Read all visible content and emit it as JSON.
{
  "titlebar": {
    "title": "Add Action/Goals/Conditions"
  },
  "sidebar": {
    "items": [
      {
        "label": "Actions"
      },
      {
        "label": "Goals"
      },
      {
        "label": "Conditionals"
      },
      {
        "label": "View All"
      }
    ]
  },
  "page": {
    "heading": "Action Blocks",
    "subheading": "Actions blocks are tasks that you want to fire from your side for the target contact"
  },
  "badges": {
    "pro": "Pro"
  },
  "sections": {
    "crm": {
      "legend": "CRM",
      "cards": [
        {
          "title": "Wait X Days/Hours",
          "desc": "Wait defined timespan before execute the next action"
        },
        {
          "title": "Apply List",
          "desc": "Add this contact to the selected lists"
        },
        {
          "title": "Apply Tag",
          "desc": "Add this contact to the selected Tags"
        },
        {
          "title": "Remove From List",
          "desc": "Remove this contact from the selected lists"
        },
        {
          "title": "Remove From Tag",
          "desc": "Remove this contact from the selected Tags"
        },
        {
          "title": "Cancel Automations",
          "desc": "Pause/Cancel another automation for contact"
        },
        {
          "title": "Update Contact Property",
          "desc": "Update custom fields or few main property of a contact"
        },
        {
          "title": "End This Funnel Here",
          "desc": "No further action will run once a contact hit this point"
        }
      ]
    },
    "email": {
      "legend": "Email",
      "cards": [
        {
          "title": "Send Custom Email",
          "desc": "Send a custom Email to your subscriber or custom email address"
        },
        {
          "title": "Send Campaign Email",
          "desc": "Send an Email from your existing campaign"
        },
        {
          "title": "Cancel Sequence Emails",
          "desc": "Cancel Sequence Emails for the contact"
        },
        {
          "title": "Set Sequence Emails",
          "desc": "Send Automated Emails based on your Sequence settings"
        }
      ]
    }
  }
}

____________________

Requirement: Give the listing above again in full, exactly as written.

Task response:
Read all visible content and emit it as JSON.
{
  "titlebar": {
    "title": "Add Action/Goals/Conditions"
  },
  "sidebar": {
    "items": [
      {
        "label": "Actions"
      },
      {
        "label": "Goals"
      },
      {
        "label": "Conditionals"
      },
      {
        "label": "View All"
      }
    ]
  },
  "page": {
    "heading": "Action Blocks",
    "subheading": "Actions blocks are tasks that you want to fire from your side for the target contact"
  },
  "badges": {
    "pro": "Pro"
  },
  "sections": {
    "crm": {
      "legend": "CRM",
      "cards": [
        {
          "title": "Wait X Days/Hours",
          "desc": "Wait defined timespan before execute the next action"
        },
        {
          "title": "Apply List",
          "desc": "Add this contact to the selected lists"
        },
        {
          "title": "Apply Tag",
          "desc": "Add this contact to the selected Tags"
        },
        {
          "title": "Remove From List",
          "desc": "Remove this contact from the selected lists"
        },
        {
          "title": "Remove From Tag",
          "desc": "Remove this contact from the selected Tags"
        },
        {
          "title": "Cancel Automations",
          "desc": "Pause/Cancel another automation for contact"
        },
        {
          "title": "Update Contact Property",
          "desc": "Update custom fields or few main property of a contact"
        },
        {
          "title": "End This Funnel Here",
          "desc": "No further action will run once a contact hit this point"
        }
      ]
    },
    "email": {
      "legend": "Email",
      "cards": [
        {
          "title": "Send Custom Email",
          "desc": "Send a custom Email to your subscriber or custom email address"
        },
        {
          "title": "Send Campaign Email",
          "desc": "Send an Email from your existing campaign"
        },
        {
          "title": "Cancel Sequence Emails",
          "desc": "Cancel Sequence Emails for the contact"
        },
        {
          "title": "Set Sequence Emails",
          "desc": "Send Automated Emails based on your Sequence settings"
        }
      ]
    }
  }
}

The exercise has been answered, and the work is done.